What is a practice-based approach (PBA) to organizing and why is it relevant for libraries? At some level, this question occupies most of my reflections and my thinking about how libraries and information organizations are already or perhaps should be changing or reorienting themselves. There are different definitions of PBA in the literature, mainly from sociological theory, but all definitions share the idea that “practice” is central and all share the idea that practice is emphatically “anti-dualistic” (Marshall, 2008). In practice, agency and structure come together in action, in “doing.” And doing is often understood as “organizing” [for] and “learning.” The togetherness aspect of practice is the dimension that makes practice a “social” theory and an activity that is fundamentally shared. Practice also occurs in time-space, it is always situated in this way. Which means that practice is often described in very “local” terms, making it difficult often to replicate “practices” across time and space and across differing socialities or activities. Making it also difficult sometimes to discuss practices in more theoretical or abstract ways.
Now, you can [and should] ask me, so what is “structure” and what is “agency” and what do they mean for libraries?
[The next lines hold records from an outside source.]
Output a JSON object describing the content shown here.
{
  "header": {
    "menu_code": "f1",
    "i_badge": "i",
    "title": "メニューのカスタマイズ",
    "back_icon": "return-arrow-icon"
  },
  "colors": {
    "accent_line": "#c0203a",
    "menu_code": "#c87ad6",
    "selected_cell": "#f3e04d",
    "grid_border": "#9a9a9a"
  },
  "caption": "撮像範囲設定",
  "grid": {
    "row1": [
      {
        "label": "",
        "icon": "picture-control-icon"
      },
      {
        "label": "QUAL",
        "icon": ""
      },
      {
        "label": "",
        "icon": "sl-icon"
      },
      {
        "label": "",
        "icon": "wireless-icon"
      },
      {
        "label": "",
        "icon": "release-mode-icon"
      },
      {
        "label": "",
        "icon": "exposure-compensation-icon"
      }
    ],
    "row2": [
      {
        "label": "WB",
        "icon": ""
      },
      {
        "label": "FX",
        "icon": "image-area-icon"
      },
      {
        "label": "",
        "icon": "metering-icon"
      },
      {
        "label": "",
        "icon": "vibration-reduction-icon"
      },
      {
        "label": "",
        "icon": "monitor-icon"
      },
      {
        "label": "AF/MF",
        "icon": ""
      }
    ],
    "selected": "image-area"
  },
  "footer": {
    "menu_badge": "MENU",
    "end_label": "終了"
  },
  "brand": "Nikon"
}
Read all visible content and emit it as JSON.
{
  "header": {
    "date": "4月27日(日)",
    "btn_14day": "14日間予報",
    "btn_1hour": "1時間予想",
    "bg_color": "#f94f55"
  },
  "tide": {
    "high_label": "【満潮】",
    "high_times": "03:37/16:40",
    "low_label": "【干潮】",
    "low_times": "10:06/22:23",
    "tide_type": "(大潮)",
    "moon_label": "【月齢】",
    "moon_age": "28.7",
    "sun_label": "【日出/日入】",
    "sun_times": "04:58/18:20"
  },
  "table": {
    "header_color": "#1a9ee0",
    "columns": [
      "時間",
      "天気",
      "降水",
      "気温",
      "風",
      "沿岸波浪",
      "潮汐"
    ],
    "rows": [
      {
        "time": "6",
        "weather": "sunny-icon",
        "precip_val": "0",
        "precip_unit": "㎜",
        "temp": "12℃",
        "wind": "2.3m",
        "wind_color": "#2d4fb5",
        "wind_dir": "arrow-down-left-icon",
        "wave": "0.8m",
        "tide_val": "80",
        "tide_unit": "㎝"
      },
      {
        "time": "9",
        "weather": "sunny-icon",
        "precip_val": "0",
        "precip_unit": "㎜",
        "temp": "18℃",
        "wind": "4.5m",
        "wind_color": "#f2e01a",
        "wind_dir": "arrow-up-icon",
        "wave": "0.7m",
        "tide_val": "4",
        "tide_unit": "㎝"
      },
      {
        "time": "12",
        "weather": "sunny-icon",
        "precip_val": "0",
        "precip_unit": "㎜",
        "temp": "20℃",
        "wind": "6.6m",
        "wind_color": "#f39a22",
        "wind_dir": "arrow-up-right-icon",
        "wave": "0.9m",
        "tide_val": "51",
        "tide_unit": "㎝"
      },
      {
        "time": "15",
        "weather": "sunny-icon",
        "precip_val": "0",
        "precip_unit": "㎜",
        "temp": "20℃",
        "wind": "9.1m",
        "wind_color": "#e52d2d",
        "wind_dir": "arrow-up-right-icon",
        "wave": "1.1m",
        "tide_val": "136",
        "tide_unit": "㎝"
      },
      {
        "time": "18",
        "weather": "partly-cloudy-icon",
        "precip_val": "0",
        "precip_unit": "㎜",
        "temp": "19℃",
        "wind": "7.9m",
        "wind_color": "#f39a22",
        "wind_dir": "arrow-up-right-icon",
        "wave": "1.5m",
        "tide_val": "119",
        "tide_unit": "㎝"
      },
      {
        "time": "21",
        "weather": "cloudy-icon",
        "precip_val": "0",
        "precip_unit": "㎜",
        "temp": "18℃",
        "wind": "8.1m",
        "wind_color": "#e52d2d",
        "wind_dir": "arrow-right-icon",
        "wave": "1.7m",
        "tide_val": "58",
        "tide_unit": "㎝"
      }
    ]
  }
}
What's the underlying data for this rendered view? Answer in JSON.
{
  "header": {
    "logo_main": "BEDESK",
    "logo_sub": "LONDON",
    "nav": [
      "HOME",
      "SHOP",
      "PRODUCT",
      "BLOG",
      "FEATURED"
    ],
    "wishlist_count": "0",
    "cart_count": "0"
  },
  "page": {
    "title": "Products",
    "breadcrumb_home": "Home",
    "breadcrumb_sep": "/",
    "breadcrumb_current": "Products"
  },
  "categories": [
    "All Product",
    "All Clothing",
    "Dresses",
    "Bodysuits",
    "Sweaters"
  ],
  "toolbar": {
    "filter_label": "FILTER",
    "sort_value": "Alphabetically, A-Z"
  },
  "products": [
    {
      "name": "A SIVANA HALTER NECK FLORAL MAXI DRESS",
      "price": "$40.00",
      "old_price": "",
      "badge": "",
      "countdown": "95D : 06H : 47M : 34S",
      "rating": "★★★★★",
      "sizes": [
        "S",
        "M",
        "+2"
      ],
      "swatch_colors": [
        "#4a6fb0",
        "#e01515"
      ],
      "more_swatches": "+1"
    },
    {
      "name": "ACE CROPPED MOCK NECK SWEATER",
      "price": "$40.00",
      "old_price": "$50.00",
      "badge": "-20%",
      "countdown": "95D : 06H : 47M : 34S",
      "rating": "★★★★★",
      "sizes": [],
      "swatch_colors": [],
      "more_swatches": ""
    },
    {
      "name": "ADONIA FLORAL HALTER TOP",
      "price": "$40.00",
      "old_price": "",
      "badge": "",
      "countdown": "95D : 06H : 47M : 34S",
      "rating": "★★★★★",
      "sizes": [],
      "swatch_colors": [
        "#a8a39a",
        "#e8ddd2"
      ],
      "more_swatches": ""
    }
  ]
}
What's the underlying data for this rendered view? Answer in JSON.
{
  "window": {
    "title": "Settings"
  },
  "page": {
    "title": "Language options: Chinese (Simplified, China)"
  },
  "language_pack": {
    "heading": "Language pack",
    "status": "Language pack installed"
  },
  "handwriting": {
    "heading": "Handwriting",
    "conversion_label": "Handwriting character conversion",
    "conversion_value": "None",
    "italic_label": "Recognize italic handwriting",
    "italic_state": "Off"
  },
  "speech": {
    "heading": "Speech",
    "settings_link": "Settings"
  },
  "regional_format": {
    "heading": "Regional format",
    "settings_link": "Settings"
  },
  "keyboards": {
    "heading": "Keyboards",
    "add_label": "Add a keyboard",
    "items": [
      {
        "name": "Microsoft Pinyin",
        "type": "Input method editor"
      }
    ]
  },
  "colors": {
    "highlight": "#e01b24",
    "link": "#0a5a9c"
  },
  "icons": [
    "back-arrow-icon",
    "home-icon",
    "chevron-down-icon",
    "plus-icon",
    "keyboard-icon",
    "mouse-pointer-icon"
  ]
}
And these are very important preliminary questions because everything we understand about practice and all of its significance as a theoretical approach to understanding and managing organizations today, comes originally from these two concepts.